The debate about Montreal’s REM-Est: using technology to obfuscate wider questions

The problem: infrastructure by diktat There is heated debated in Québec about Montreal’s planned light-rail line towards the East of the city (REM-Est). When I say ‘planned’, I am exaggerating. The Québec government has granted autarkic powers to CDPQ Infra, the infrastructure investment wing of the province’s massive pension fund. Under the pretense that theContinue reading “The debate about Montreal’s REM-Est: using technology to obfuscate wider questions”

Montreal’s road-work charter: a small step for citizens, a giant leap for Montreal

On 11th May the City of Montreal announced its (very welcome) road-work charter. For a moment I had a dream. The dream of coordination I dreamt that road works would now be coordinated, along the lines outlined for New York. I dreamt that all City departments (transport, infrastructure, parks, water, waste management…) would enter theirContinue reading “Montreal’s road-work charter: a small step for citizens, a giant leap for Montreal”
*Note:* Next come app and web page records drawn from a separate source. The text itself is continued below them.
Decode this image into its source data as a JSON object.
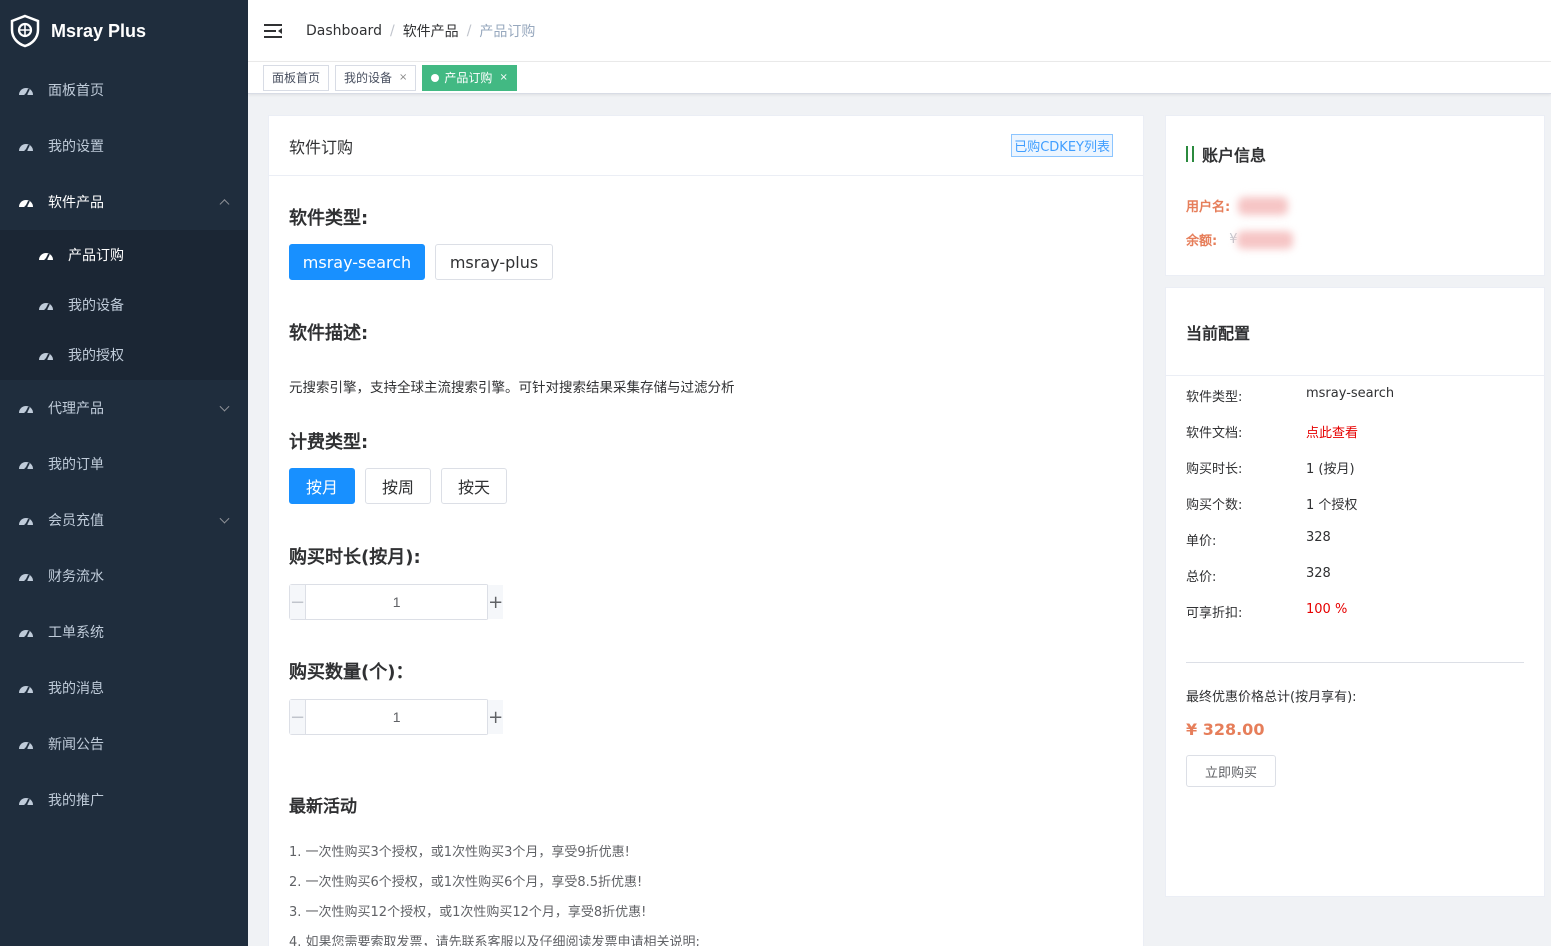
{
  "app": {
    "brand": "Msray Plus"
  },
  "sidebar": {
    "items": [
      {
        "label": "面板首页"
      },
      {
        "label": "我的设置"
      },
      {
        "label": "软件产品",
        "expanded": true,
        "children": [
          {
            "label": "产品订购",
            "active": true
          },
          {
            "label": "我的设备"
          },
          {
            "label": "我的授权"
          }
        ]
      },
      {
        "label": "代理产品"
      },
      {
        "label": "我的订单"
      },
      {
        "label": "会员充值"
      },
      {
        "label": "财务流水"
      },
      {
        "label": "工单系统"
      },
      {
        "label": "我的消息"
      },
      {
        "label": "新闻公告"
      },
      {
        "label": "我的推广"
      }
    ]
  },
  "header": {
    "breadcrumb": [
      "Dashboard",
      "软件产品",
      "产品订购"
    ]
  },
  "tags": [
    {
      "label": "面板首页"
    },
    {
      "label": "我的设备",
      "close": "×"
    },
    {
      "label": "产品订购",
      "close": "×",
      "active": true
    }
  ],
  "order": {
    "title": "软件订购",
    "cdkey_button": "已购CDKEY列表",
    "software_type_label": "软件类型:",
    "software_types": [
      "msray-search",
      "msray-plus"
    ],
    "selected_type": "msray-search",
    "description_label": "软件描述:",
    "description": "元搜索引擎，支持全球主流搜索引擎。可针对搜索结果采集存储与过滤分析",
    "billing_label": "计费类型:",
    "billing_types": [
      "按月",
      "按周",
      "按天"
    ],
    "selected_billing": "按月",
    "duration_label": "购买时长(按月):",
    "duration_value": "1",
    "quantity_label": "购买数量(个)：",
    "quantity_value": "1",
    "stepper_minus": "−",
    "stepper_plus": "+",
    "promo_title": "最新活动",
    "promos": [
      "1. 一次性购买3个授权，或1次性购买3个月，享受9折优惠!",
      "2. 一次性购买6个授权，或1次性购买6个月，享受8.5折优惠!",
      "3. 一次性购买12个授权，或1次性购买12个月，享受8折优惠!",
      "4. 如果您需要索取发票，请先联系客服以及仔细阅读发票申请相关说明;"
    ]
  },
  "account": {
    "title": "账户信息",
    "username_label": "用户名:",
    "balance_label": "余额:",
    "balance_prefix": "¥"
  },
  "config": {
    "title": "当前配置",
    "rows": [
      {
        "k": "软件类型:",
        "v": "msray-search"
      },
      {
        "k": "软件文档:",
        "v": "点此查看"
      },
      {
        "k": "购买时长:",
        "v": "1 (按月)"
      },
      {
        "k": "购买个数:",
        "v": "1 个授权"
      },
      {
        "k": "单价:",
        "v": "328"
      },
      {
        "k": "总价:",
        "v": "328"
      },
      {
        "k": "可享折扣:",
        "v": "100 %"
      }
    ],
    "total_label": "最终优惠价格总计(按月享有):",
    "total_value": "¥ 328.00",
    "buy_button": "立即购买"
  },
  "colors": {
    "sidebar_bg": "#1f2d3d",
    "primary": "#1890ff",
    "tag_active": "#42b983",
    "accent_orange": "#e67e5a",
    "red": "#e60000"
  }
}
How to further segregate cities: work-from-home and 15-minutes

Allow me a brief thought-experiment. Let us imagine, for a moment, that the dream of many office workers is realised: henceforth they permanently work-from-home, saving on commute time and costs. No more pesky interruptions, no more tiresome colleagues, no more central business district, no more office buildings! Let us further imagine that their lives areContinue reading “How to further segregate cities: work-from-home and 15-minutes”

Is urban planning reverting to modernism?

Those of you with the leisure and patience to read some of my blogs may have noted a recurring structure to their argument. I briefly describe a popular idea or position (e.g. 15-minute cities, cycling, electric-cars, heritage protection…); I then acknowledge the benefits of the idea but discuss some complicating factors. My point of contentionContinue reading “Is urban planning reverting to modernism?”

Electric cars and urban transport: a sustainability fix?

There is little doubt that an electric car emits less CO2 than a conventional car when it runs (assuming its electricity source is fairly clean). There is also little doubt that over its life cycle an electric car will emit less CO2 than a conventional car (but this is not completely clear-cut). For these reasons,Continue reading “Electric cars and urban transport: a sustainability fix?”